=== GIVEN ENTRIES ===
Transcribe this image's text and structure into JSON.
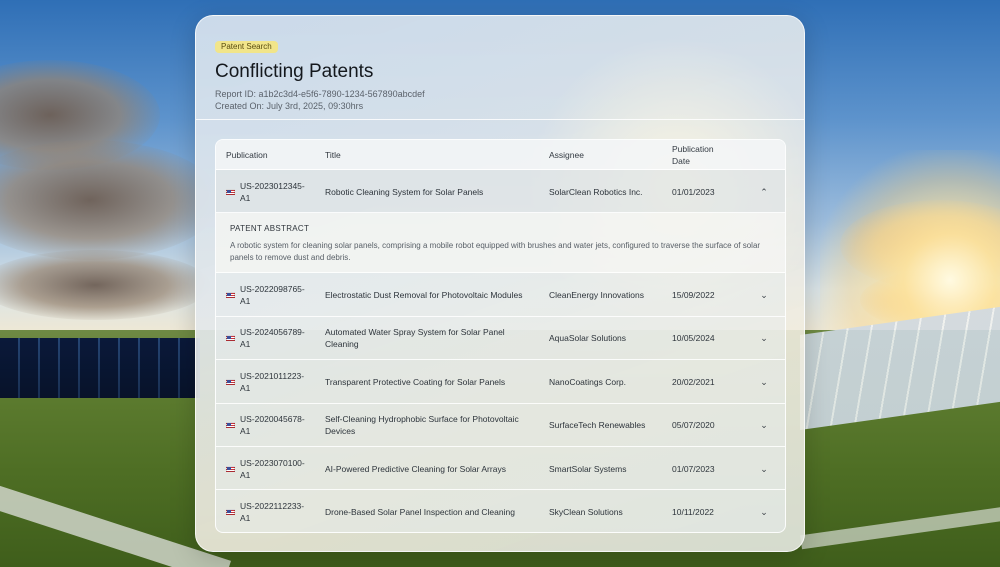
{
  "header": {
    "badge": "Patent Search",
    "title": "Conflicting Patents",
    "report_id": "Report ID: a1b2c3d4-e5f6-7890-1234-567890abcdef",
    "created_on": "Created On: July 3rd, 2025, 09:30hrs"
  },
  "table": {
    "columns": [
      "Publication",
      "Title",
      "Assignee",
      "Publication Date"
    ],
    "abstract_label": "PATENT ABSTRACT",
    "rows": [
      {
        "publication": "US-2023012345-A1",
        "title": "Robotic Cleaning System for Solar Panels",
        "assignee": "SolarClean Robotics Inc.",
        "date": "01/01/2023",
        "chevron": "⌃",
        "abstract": "A robotic system for cleaning solar panels, comprising a mobile robot equipped with brushes and water jets, configured to traverse the surface of solar panels to remove dust and debris."
      },
      {
        "publication": "US-2022098765-A1",
        "title": "Electrostatic Dust Removal for Photovoltaic Modules",
        "assignee": "CleanEnergy Innovations",
        "date": "15/09/2022",
        "chevron": "⌄"
      },
      {
        "publication": "US-2024056789-A1",
        "title": "Automated Water Spray System for Solar Panel Cleaning",
        "assignee": "AquaSolar Solutions",
        "date": "10/05/2024",
        "chevron": "⌄"
      },
      {
        "publication": "US-2021011223-A1",
        "title": "Transparent Protective Coating for Solar Panels",
        "assignee": "NanoCoatings Corp.",
        "date": "20/02/2021",
        "chevron": "⌄"
      },
      {
        "publication": "US-2020045678-A1",
        "title": "Self-Cleaning Hydrophobic Surface for Photovoltaic Devices",
        "assignee": "SurfaceTech Renewables",
        "date": "05/07/2020",
        "chevron": "⌄"
      },
      {
        "publication": "US-2023070100-A1",
        "title": "AI-Powered Predictive Cleaning for Solar Arrays",
        "assignee": "SmartSolar Systems",
        "date": "01/07/2023",
        "chevron": "⌄"
      },
      {
        "publication": "US-2022112233-A1",
        "title": "Drone-Based Solar Panel Inspection and Cleaning",
        "assignee": "SkyClean Solutions",
        "date": "10/11/2022",
        "chevron": "⌄"
      }
    ]
  }
}
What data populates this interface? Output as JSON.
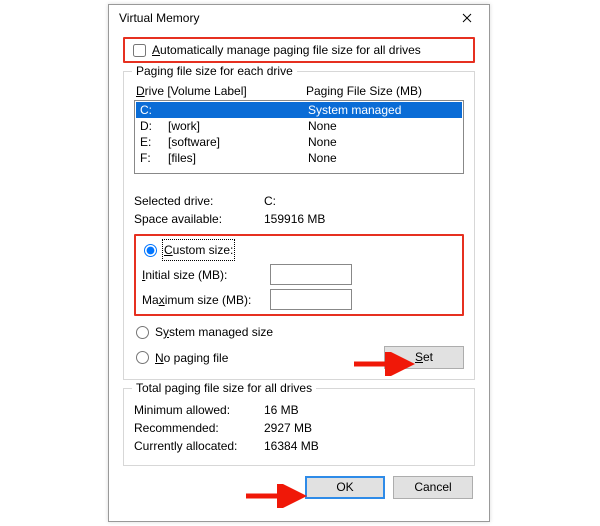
{
  "window": {
    "title": "Virtual Memory"
  },
  "auto_manage": {
    "label_pre": "A",
    "label_rest": "utomatically manage paging file size for all drives",
    "checked": false
  },
  "drives_group": {
    "legend": "Paging file size for each drive",
    "header_drive_u": "D",
    "header_drive_rest": "rive  [Volume Label]",
    "header_size": "Paging File Size (MB)",
    "rows": [
      {
        "letter": "C:",
        "label": "",
        "size": "System managed",
        "selected": true
      },
      {
        "letter": "D:",
        "label": "[work]",
        "size": "None",
        "selected": false
      },
      {
        "letter": "E:",
        "label": "[software]",
        "size": "None",
        "selected": false
      },
      {
        "letter": "F:",
        "label": "[files]",
        "size": "None",
        "selected": false
      }
    ],
    "selected_drive_label": "Selected drive:",
    "selected_drive_value": "C:",
    "space_label": "Space available:",
    "space_value": "159916 MB",
    "custom_u": "C",
    "custom_rest": "ustom size:",
    "initial_u": "I",
    "initial_rest": "nitial size (MB):",
    "initial_value": "",
    "max_u": "M",
    "max_rest_a": "a",
    "max_rest_b": "ximum size (MB):",
    "max_value": "",
    "sysman_u": "y",
    "sysman_pre": "S",
    "sysman_rest": "stem managed size",
    "nopage_u": "N",
    "nopage_rest": "o paging file",
    "set_u": "S",
    "set_rest": "et",
    "radio_value": "custom"
  },
  "totals_group": {
    "legend": "Total paging file size for all drives",
    "min_label": "Minimum allowed:",
    "min_value": "16 MB",
    "rec_label": "Recommended:",
    "rec_value": "2927 MB",
    "cur_label": "Currently allocated:",
    "cur_value": "16384 MB"
  },
  "buttons": {
    "ok": "OK",
    "cancel": "Cancel"
  }
}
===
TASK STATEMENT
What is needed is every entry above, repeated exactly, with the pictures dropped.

RESPONSE
Transcribe this image's text and structure into JSON.
{
  "header": {
    "badge": "Patent Search",
    "title": "Conflicting Patents",
    "report_id": "Report ID: a1b2c3d4-e5f6-7890-1234-567890abcdef",
    "created_on": "Created On: July 3rd, 2025, 09:30hrs"
  },
  "table": {
    "columns": [
      "Publication",
      "Title",
      "Assignee",
      "Publication Date"
    ],
    "abstract_label": "PATENT ABSTRACT",
    "rows": [
      {
        "publication": "US-2023012345-A1",
        "title": "Robotic Cleaning System for Solar Panels",
        "assignee": "SolarClean Robotics Inc.",
        "date": "01/01/2023",
        "chevron": "⌃",
        "abstract": "A robotic system for cleaning solar panels, comprising a mobile robot equipped with brushes and water jets, configured to traverse the surface of solar panels to remove dust and debris."
      },
      {
        "publication": "US-2022098765-A1",
        "title": "Electrostatic Dust Removal for Photovoltaic Modules",
        "assignee": "CleanEnergy Innovations",
        "date": "15/09/2022",
        "chevron": "⌄"
      },
      {
        "publication": "US-2024056789-A1",
        "title": "Automated Water Spray System for Solar Panel Cleaning",
        "assignee": "AquaSolar Solutions",
        "date": "10/05/2024",
        "chevron": "⌄"
      },
      {
        "publication": "US-2021011223-A1",
        "title": "Transparent Protective Coating for Solar Panels",
        "assignee": "NanoCoatings Corp.",
        "date": "20/02/2021",
        "chevron": "⌄"
      },
      {
        "publication": "US-2020045678-A1",
        "title": "Self-Cleaning Hydrophobic Surface for Photovoltaic Devices",
        "assignee": "SurfaceTech Renewables",
        "date": "05/07/2020",
        "chevron": "⌄"
      },
      {
        "publication": "US-2023070100-A1",
        "title": "AI-Powered Predictive Cleaning for Solar Arrays",
        "assignee": "SmartSolar Systems",
        "date": "01/07/2023",
        "chevron": "⌄"
      },
      {
        "publication": "US-2022112233-A1",
        "title": "Drone-Based Solar Panel Inspection and Cleaning",
        "assignee": "SkyClean Solutions",
        "date": "10/11/2022",
        "chevron": "⌄"
      }
    ]
  }
}
What data populates this interface? Output as JSON.
{
  "window": {
    "title": "Virtual Memory"
  },
  "auto_manage": {
    "label_pre": "A",
    "label_rest": "utomatically manage paging file size for all drives",
    "checked": false
  },
  "drives_group": {
    "legend": "Paging file size for each drive",
    "header_drive_u": "D",
    "header_drive_rest": "rive  [Volume Label]",
    "header_size": "Paging File Size (MB)",
    "rows": [
      {
        "letter": "C:",
        "label": "",
        "size": "System managed",
        "selected": true
      },
      {
        "letter": "D:",
        "label": "[work]",
        "size": "None",
        "selected": false
      },
      {
        "letter": "E:",
        "label": "[software]",
        "size": "None",
        "selected": false
      },
      {
        "letter": "F:",
        "label": "[files]",
        "size": "None",
        "selected": false
      }
    ],
    "selected_drive_label": "Selected drive:",
    "selected_drive_value": "C:",
    "space_label": "Space available:",
    "space_value": "159916 MB",
    "custom_u": "C",
    "custom_rest": "ustom size:",
    "initial_u": "I",
    "initial_rest": "nitial size (MB):",
    "initial_value": "",
    "max_u": "M",
    "max_rest_a": "a",
    "max_rest_b": "ximum size (MB):",
    "max_value": "",
    "sysman_u": "y",
    "sysman_pre": "S",
    "sysman_rest": "stem managed size",
    "nopage_u": "N",
    "nopage_rest": "o paging file",
    "set_u": "S",
    "set_rest": "et",
    "radio_value": "custom"
  },
  "totals_group": {
    "legend": "Total paging file size for all drives",
    "min_label": "Minimum allowed:",
    "min_value": "16 MB",
    "rec_label": "Recommended:",
    "rec_value": "2927 MB",
    "cur_label": "Currently allocated:",
    "cur_value": "16384 MB"
  },
  "buttons": {
    "ok": "OK",
    "cancel": "Cancel"
  }
}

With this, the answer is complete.